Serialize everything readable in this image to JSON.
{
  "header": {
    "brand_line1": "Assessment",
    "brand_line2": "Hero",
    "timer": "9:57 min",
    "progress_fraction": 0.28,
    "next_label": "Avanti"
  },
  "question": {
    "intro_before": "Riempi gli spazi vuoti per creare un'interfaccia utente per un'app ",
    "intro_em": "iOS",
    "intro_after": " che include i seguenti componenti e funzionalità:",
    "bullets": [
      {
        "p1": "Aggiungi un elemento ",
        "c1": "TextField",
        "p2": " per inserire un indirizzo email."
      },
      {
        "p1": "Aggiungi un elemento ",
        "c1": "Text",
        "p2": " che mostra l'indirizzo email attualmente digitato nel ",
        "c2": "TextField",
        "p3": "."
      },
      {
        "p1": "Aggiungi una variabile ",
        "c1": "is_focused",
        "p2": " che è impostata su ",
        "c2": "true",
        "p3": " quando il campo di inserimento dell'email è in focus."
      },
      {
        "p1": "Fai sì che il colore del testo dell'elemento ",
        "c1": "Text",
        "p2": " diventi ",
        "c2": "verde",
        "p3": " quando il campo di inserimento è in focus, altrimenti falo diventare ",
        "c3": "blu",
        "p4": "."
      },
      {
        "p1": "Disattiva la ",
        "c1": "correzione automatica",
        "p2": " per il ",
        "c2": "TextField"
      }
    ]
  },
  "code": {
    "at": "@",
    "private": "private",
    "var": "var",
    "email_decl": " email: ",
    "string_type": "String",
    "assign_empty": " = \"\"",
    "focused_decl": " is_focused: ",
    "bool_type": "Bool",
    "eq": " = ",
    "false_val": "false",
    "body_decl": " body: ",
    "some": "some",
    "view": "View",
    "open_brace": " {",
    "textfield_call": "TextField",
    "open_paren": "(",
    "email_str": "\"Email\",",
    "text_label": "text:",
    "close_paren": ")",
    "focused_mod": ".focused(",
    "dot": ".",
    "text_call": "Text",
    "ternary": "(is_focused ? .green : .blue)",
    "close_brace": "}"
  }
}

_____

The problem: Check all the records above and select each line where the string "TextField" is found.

Answer for this exercise:
        "c1": "TextField",
        "c2": "TextField",
        "c2": "TextField"
    "textfield_call": "TextField",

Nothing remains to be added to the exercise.